SolarWinds Orion Cyberattack

Why Your Network Security is as Important as Ever

I like to start each year with technical events that artists don’t normally follow.  This year I researched one of the largest cyberattacks on record.  If this subject doesn’t interest you, please remember one very important practice to follow:  Make sure you use passwords that are not easily guessed by anyone.

The internet is constantly under attack.  Nowhere is this more apparent that the recent massive SolarWinds US cyberattack.  Security experts believe this breach was engineered by a highly organized threat actor gaining access to a software distribution server.  SolarWinds is the company that produces Orion, a network monitoring and management product.   

It is not known exactly how access to SolarWinds was gained, but a security researcher reported in 2019 that he discovered an easily guessed password:  “SolarWinds123”.

The SolarWinds cyberattack is known as a supply chain attack.  The US government was not directly attacked.  The malware was inserted into software supplied by a trusted supplier to the US government.  In this case, SolarWinds was the trusted third party.  The cyber-espionage essentially gained access to the server that distributed Orion Network Management software updates.  At least 18,000 Orion customers downloaded and installed an infected version of Orion as early as March of 2020.

The malware was particularly clever in that it sat dormant for 10-14 days before activating.  This allowed it to escape any testing that customers might conduct after installing a software update.  In addition, the attacks were secretive in that they focused on staying hidden while collecting valuable information.  Finally, only select customers were targeted for stage two of the attack: government agencies like the Departments of Treasury, State, Commerce, Energy and Homeland Security along with corporations like Cisco, Microsoft, Cox Communications, and VMware.  This behavior plus the resources required indicate it was sponsored by a foreign power like Russia or China.

You may think these attacks only happen far away, but it’s notable that the first enterprise to notice the breach was FireEye, a cybersecurity company in Milpitas, right here in the Bay Area. 

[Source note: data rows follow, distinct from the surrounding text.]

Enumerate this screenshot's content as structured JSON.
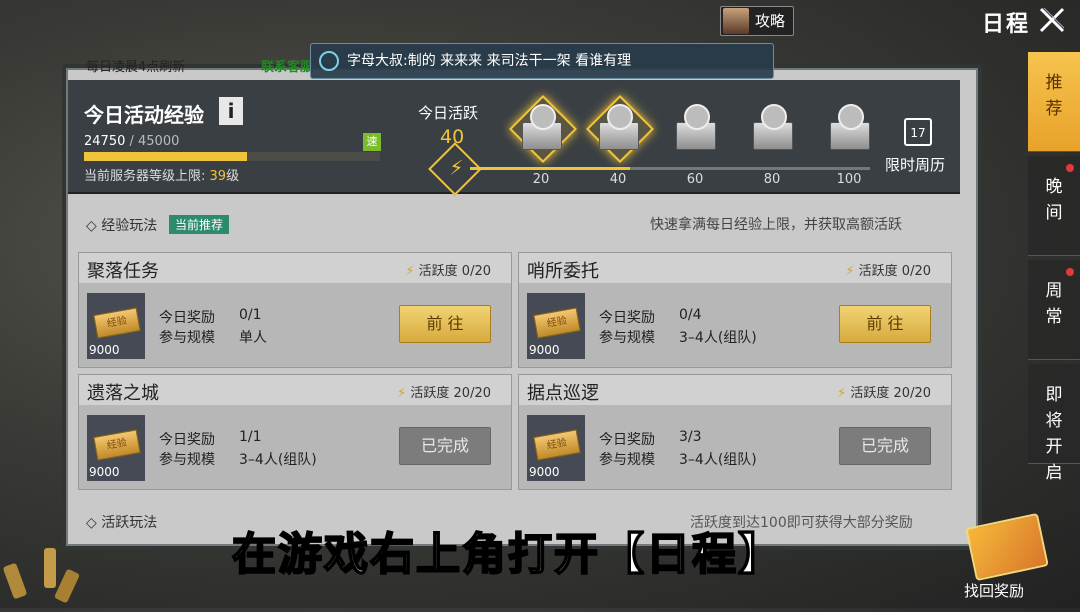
{
  "header": {
    "guide_label": "攻略",
    "title": "日程"
  },
  "board": {
    "refresh_note": "每日凌晨4点刷新",
    "service_link": "联系客服",
    "chat_message": "字母大叔:制的   来来来   来司法干一架   看谁有理"
  },
  "exp": {
    "title": "今日活动经验",
    "info_label": "i",
    "current": "24750",
    "separator": " / ",
    "max": "45000",
    "fill_fraction": 0.55,
    "speed_badge": "速",
    "server_cap_prefix": "当前服务器等级上限: ",
    "server_cap_level": "39",
    "server_cap_suffix": "级"
  },
  "activity": {
    "label": "今日活跃",
    "value": "40",
    "progress_fraction": 0.4,
    "milestones": [
      "20",
      "40",
      "60",
      "80",
      "100"
    ],
    "weekly_label": "限时周历",
    "calendar_day": "17"
  },
  "exp_section": {
    "title": "经验玩法",
    "tag": "当前推荐",
    "desc": "快速拿满每日经验上限，并获取高额活跃"
  },
  "cards": [
    {
      "name": "聚落任务",
      "act_label": "活跃度",
      "act_value": "0/20",
      "reward_label": "今日奖励",
      "reward_value": "0/1",
      "scale_label": "参与规模",
      "scale_value": "单人",
      "ticket": "经验",
      "amount": "9000",
      "button": "前 往",
      "state": "go"
    },
    {
      "name": "哨所委托",
      "act_label": "活跃度",
      "act_value": "0/20",
      "reward_label": "今日奖励",
      "reward_value": "0/4",
      "scale_label": "参与规模",
      "scale_value": "3–4人(组队)",
      "ticket": "经验",
      "amount": "9000",
      "button": "前 往",
      "state": "go"
    },
    {
      "name": "遗落之城",
      "act_label": "活跃度",
      "act_value": "20/20",
      "reward_label": "今日奖励",
      "reward_value": "1/1",
      "scale_label": "参与规模",
      "scale_value": "3–4人(组队)",
      "ticket": "经验",
      "amount": "9000",
      "button": "已完成",
      "state": "done"
    },
    {
      "name": "据点巡逻",
      "act_label": "活跃度",
      "act_value": "20/20",
      "reward_label": "今日奖励",
      "reward_value": "3/3",
      "scale_label": "参与规模",
      "scale_value": "3–4人(组队)",
      "ticket": "经验",
      "amount": "9000",
      "button": "已完成",
      "state": "done"
    }
  ],
  "act_section": {
    "title": "活跃玩法",
    "desc": "活跃度到达100即可获得大部分奖励"
  },
  "subtitle": "在游戏右上角打开【日程】",
  "tabs": [
    {
      "label": "推荐",
      "active": true,
      "dot": false
    },
    {
      "label": "晚间",
      "active": false,
      "dot": true
    },
    {
      "label": "周常",
      "active": false,
      "dot": true
    },
    {
      "label": "即将开启",
      "active": false,
      "dot": false
    }
  ],
  "reward_button": "找回奖励",
  "colors": {
    "accent": "#f0c43a",
    "panel": "#3a3f44",
    "tab_active": "#f6c44e",
    "service": "#1f8a1f"
  }
}
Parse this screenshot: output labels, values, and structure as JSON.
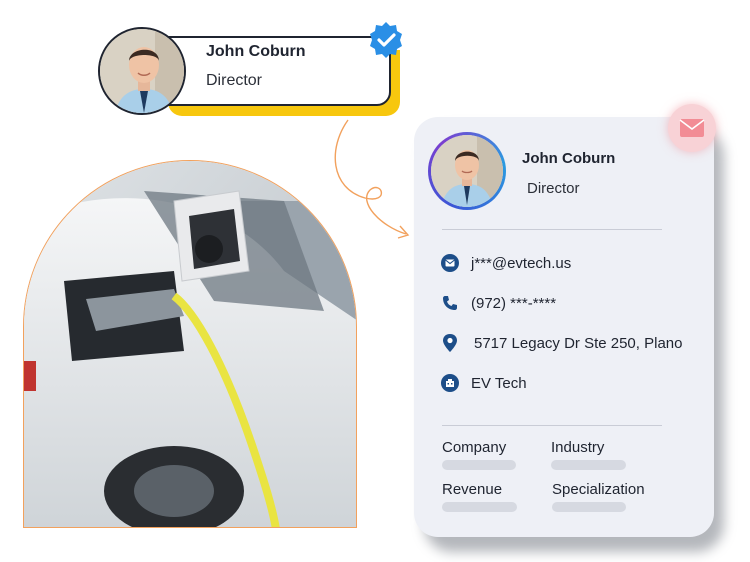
{
  "badge": {
    "name": "John Coburn",
    "role": "Director",
    "verified_icon": "verified-check-icon"
  },
  "photo": {
    "description_icon": "ev-charging-photo"
  },
  "card": {
    "name": "John Coburn",
    "role": "Director",
    "contacts": [
      {
        "icon": "email-icon",
        "text": "j***@evtech.us"
      },
      {
        "icon": "phone-icon",
        "text": "(972) ***-****"
      },
      {
        "icon": "location-pin-icon",
        "text": "5717 Legacy Dr Ste 250, Plano"
      },
      {
        "icon": "company-icon",
        "text": "EV Tech"
      }
    ],
    "fields": [
      "Company",
      "Industry",
      "Revenue",
      "Specialization"
    ],
    "mail_icon": "envelope-icon"
  },
  "colors": {
    "accent_yellow": "#f7c70e",
    "verified_blue": "#2a8fe6",
    "icon_blue": "#1d4e89",
    "card_bg": "#eef0f6",
    "photo_border": "#f2a15d",
    "mail_badge": "#f8d2d6"
  }
}
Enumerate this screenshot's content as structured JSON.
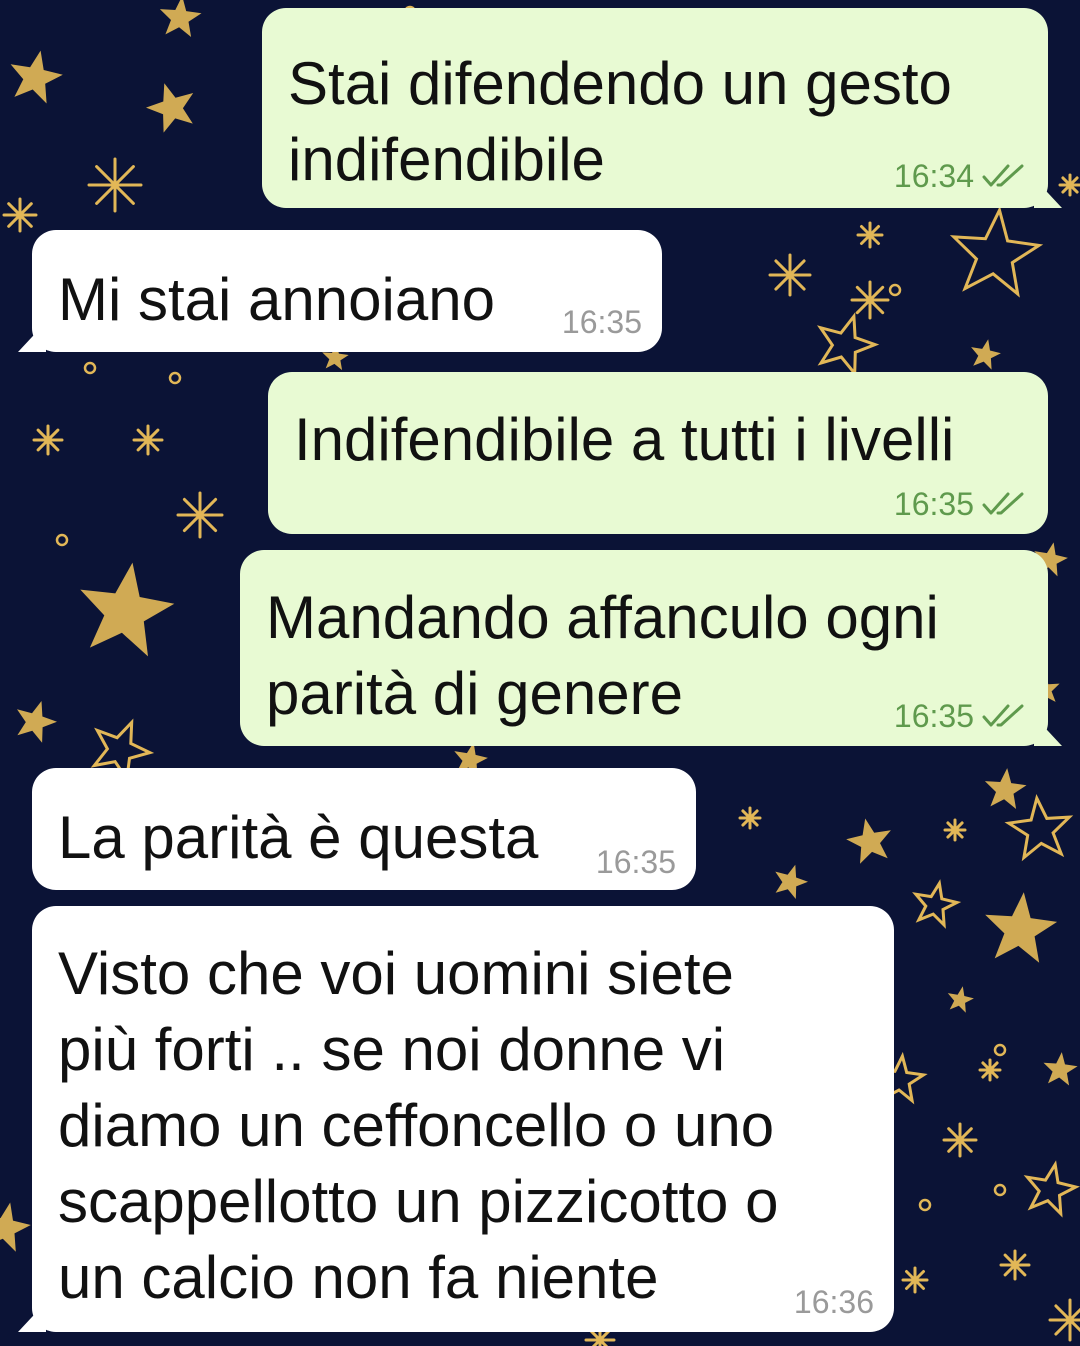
{
  "theme": {
    "wallpaper_bg": "#0b1336",
    "star_color": "#e2b757",
    "outgoing_bubble": "#e8fad3",
    "incoming_bubble": "#ffffff",
    "outgoing_time_color": "#5f9a4d",
    "incoming_time_color": "#9a9a9a",
    "read_tick_icon": "double-check-icon"
  },
  "messages": [
    {
      "direction": "outgoing",
      "text": "Stai difendendo un gesto\nindifendibile",
      "time": "16:34",
      "status": "read"
    },
    {
      "direction": "incoming",
      "text": "Mi stai annoiano",
      "time": "16:35"
    },
    {
      "direction": "outgoing",
      "text": "Indifendibile a tutti i livelli",
      "time": "16:35",
      "status": "read"
    },
    {
      "direction": "outgoing",
      "text": "Mandando affanculo ogni\nparità di genere",
      "time": "16:35",
      "status": "read"
    },
    {
      "direction": "incoming",
      "text": "La parità è questa",
      "time": "16:35"
    },
    {
      "direction": "incoming",
      "text": "Visto che voi uomini siete\npiù forti .. se noi donne vi\ndiamo un ceffoncello o uno\nscappellotto un pizzicotto o\nun calcio non fa niente",
      "time": "16:36"
    }
  ]
}
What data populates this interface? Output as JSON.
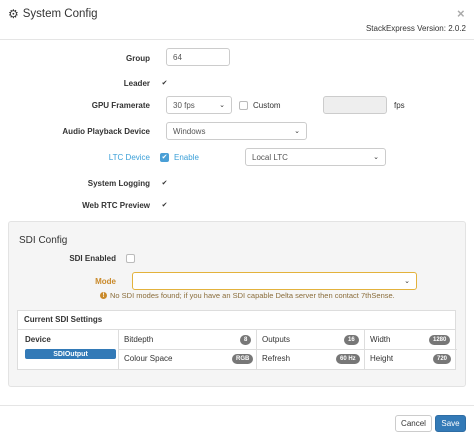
{
  "header": {
    "title": "System Config",
    "version": "StackExpress Version: 2.0.2"
  },
  "form": {
    "group": {
      "label": "Group",
      "value": "64"
    },
    "leader": {
      "label": "Leader",
      "checked": true
    },
    "gpu_framerate": {
      "label": "GPU Framerate",
      "selected": "30 fps",
      "custom_label": "Custom",
      "custom_checked": false,
      "unit": "fps"
    },
    "audio_playback": {
      "label": "Audio Playback Device",
      "selected": "Windows"
    },
    "ltc_device": {
      "label": "LTC Device",
      "enable_label": "Enable",
      "enabled": true,
      "selected": "Local LTC"
    },
    "system_logging": {
      "label": "System Logging",
      "checked": true
    },
    "web_rtc_preview": {
      "label": "Web RTC Preview",
      "checked": true
    }
  },
  "sdi": {
    "title": "SDI Config",
    "enabled_label": "SDI Enabled",
    "enabled": false,
    "mode_label": "Mode",
    "mode_selected": "",
    "warning": "No SDI modes found; if you have an SDI capable Delta server then contact 7thSense.",
    "settings": {
      "title": "Current SDI Settings",
      "device_header": "Device",
      "device_name": "SDIOutput",
      "bitdepth_label": "Bitdepth",
      "bitdepth": "8",
      "outputs_label": "Outputs",
      "outputs": "16",
      "width_label": "Width",
      "width": "1280",
      "colour_space_label": "Colour Space",
      "colour_space": "RGB",
      "refresh_label": "Refresh",
      "refresh": "60 Hz",
      "height_label": "Height",
      "height": "720"
    }
  },
  "footer": {
    "cancel_label": "Cancel",
    "save_label": "Save"
  },
  "colors": {
    "primary": "#337ab7",
    "link_blue": "#3a9fd8",
    "warning": "#c98a2b"
  }
}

Software users trust that the software and systems that their organizations use are secured, yet users have little control over the security or processes that develop and distribute that software.  Supply chain attacks will continue to be a threat for the foreseeable future. While no single strategy can prevent supply chain attacks, a combination of best practices can reduce their impact.